Effective June 21, FedEx Corp. (NYSE:FDX) will stick it to its customers in the form of significant percentage increases to three delivery surcharges.
FedEx’s residential delivery surcharges on domestic air and ground deliveries will double from 30 cents per package to 60 cents per package. Separately, FedEx will raise the surcharge on its rebranded Ground Economy service to $1 per parcel from 75 cents. The service was formerly known as SmartPost before FedEx ended its last-mile delivery partnership with the U.S. Postal Service and took all of that business in-house.
In addition, the carrier will increase its “additional handling” surcharge to $3.50 per parcel from $3 on domestic air and ground deliveries, as well as international ground deliveries. Parcels are typically hit with an additional handling surcharge if they present weight, dimensional or other shipping characteristics that FedEx considers unfavorable to the efficient operation of its network.
In a related move, FedEx will maintain its $30 per-piece surcharge on oversized shipments moving in U.S. air and ground services, and international ground deliveries. That charge took effect in mid-January.
The three increases will be in effect from June 21 until further notice, FedEx said in a website posting Friday. The changes were classified as “peak” surcharges, which underscores that in the unprecedented environment for package deliveries during the post-COVID-19 era, peak season is no longer associated with the Christmastime holidays but has become a year-round phenomenon. The sellers market for parcel-delivery services has never been hotter than it is today, and all carriers have as much traffic as they can handle.
Trevor Outman, co-CEO of parcel consultancy Shipware LLC, said the surcharge increases are certain to erode the margins of customers that ship online orders directly to consumers. Residential surcharges are the most common of the charges known as accessorials because they are assessed separately from the carriers’ base rate.

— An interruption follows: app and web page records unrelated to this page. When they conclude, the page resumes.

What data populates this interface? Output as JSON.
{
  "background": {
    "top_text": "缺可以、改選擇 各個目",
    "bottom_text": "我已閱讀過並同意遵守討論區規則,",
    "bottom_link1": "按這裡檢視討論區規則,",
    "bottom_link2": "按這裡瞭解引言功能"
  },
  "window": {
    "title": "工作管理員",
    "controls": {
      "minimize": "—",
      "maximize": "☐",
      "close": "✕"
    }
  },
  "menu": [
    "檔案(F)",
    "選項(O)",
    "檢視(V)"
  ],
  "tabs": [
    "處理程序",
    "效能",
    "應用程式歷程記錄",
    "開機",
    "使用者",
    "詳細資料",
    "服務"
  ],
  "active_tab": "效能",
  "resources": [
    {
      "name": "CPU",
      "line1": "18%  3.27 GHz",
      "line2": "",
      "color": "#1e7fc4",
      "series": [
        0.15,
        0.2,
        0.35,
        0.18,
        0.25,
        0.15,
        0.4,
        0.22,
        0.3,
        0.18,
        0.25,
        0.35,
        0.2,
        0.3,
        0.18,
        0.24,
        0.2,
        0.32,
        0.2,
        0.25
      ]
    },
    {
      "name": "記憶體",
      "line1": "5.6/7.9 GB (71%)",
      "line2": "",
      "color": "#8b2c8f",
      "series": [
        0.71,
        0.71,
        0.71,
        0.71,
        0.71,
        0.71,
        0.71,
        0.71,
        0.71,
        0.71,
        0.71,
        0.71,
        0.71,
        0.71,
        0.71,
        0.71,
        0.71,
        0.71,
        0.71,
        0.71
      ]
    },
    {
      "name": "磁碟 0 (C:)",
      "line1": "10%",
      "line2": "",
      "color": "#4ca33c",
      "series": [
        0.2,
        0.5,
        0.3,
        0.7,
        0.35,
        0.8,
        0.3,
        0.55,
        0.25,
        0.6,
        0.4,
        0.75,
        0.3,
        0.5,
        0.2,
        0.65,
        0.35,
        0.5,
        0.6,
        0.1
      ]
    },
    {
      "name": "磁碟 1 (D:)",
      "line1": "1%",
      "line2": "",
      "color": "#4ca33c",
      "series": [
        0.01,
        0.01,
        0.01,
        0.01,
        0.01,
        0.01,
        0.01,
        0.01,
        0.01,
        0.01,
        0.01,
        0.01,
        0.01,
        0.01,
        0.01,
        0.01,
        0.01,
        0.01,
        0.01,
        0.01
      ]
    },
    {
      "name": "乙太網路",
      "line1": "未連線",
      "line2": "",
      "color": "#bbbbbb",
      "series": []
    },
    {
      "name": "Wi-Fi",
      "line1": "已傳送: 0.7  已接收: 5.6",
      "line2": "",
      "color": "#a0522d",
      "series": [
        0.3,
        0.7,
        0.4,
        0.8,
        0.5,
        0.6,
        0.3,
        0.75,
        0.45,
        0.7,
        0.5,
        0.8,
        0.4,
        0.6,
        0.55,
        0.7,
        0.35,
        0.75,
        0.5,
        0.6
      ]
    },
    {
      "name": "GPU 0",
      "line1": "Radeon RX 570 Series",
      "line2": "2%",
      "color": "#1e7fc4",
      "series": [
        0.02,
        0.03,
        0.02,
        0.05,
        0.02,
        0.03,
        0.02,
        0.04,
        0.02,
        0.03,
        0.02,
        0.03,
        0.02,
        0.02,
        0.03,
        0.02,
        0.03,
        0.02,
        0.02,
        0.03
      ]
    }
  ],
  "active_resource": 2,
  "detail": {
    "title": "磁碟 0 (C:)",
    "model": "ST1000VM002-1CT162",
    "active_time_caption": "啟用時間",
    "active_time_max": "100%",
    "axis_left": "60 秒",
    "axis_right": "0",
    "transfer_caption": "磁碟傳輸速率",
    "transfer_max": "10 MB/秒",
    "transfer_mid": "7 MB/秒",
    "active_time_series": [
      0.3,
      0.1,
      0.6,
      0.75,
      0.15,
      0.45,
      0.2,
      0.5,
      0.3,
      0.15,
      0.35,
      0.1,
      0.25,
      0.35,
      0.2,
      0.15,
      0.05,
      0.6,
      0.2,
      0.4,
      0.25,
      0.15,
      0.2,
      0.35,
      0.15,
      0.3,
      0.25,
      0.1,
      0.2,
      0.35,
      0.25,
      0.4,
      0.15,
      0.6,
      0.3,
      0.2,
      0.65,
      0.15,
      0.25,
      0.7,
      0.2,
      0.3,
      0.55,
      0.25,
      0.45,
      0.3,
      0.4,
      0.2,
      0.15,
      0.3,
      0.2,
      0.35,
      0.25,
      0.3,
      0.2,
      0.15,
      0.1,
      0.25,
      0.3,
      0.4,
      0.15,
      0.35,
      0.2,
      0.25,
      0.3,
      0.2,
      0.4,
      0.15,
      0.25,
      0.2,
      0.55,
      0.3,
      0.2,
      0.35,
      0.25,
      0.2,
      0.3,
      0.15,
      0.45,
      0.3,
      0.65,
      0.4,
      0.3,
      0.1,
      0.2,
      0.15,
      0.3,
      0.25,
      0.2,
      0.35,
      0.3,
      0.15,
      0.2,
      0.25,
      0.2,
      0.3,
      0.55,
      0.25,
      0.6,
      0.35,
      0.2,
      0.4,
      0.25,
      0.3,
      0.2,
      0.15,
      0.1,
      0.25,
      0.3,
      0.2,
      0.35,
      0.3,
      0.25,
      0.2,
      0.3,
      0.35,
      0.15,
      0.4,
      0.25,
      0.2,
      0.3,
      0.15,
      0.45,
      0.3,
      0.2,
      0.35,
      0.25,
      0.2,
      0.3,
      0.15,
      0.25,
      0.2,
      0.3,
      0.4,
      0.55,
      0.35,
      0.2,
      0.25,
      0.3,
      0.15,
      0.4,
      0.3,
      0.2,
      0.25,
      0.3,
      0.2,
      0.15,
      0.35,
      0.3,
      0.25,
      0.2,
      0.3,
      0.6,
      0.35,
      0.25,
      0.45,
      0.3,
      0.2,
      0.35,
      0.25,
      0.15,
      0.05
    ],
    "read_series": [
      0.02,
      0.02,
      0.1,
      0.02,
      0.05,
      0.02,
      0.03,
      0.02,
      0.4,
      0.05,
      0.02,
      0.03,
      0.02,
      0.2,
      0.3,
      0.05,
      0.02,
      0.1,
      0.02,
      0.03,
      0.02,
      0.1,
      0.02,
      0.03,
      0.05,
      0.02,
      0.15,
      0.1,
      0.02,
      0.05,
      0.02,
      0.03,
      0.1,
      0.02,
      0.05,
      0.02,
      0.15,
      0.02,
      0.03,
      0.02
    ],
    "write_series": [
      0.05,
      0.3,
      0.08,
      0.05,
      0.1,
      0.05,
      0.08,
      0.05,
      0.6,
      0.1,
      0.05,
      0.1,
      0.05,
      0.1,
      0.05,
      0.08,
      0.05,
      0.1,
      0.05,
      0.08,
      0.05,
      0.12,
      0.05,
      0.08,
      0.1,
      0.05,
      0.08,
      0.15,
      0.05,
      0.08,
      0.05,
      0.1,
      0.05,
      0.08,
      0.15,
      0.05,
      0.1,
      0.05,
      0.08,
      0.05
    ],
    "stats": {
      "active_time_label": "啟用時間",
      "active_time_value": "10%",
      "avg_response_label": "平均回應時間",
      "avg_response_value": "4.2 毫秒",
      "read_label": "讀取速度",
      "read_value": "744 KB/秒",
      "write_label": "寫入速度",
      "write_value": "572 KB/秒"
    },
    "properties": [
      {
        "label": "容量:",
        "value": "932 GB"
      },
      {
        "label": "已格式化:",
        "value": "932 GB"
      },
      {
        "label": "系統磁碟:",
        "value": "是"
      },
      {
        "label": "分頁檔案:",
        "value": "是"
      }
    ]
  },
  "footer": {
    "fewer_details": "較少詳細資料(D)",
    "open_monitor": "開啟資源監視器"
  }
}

FedEx has maintained that its surcharges are justified because its cost to serve has escalated dramatically with the massive spike in e-commerce ordering. While virtually all FedEx stakeholders acknowledge that the company faces higher pickup and delivery costs, they contend that FedEx and archrival UPS Inc. (NYSE:UPS) are using the surcharges to fatten their income statements instead of passing on higher service costs to their shippers.
Company executives have said on analyst calls that delivery surcharges will play an increasingly important role in the company’s drive to boost profitable revenue.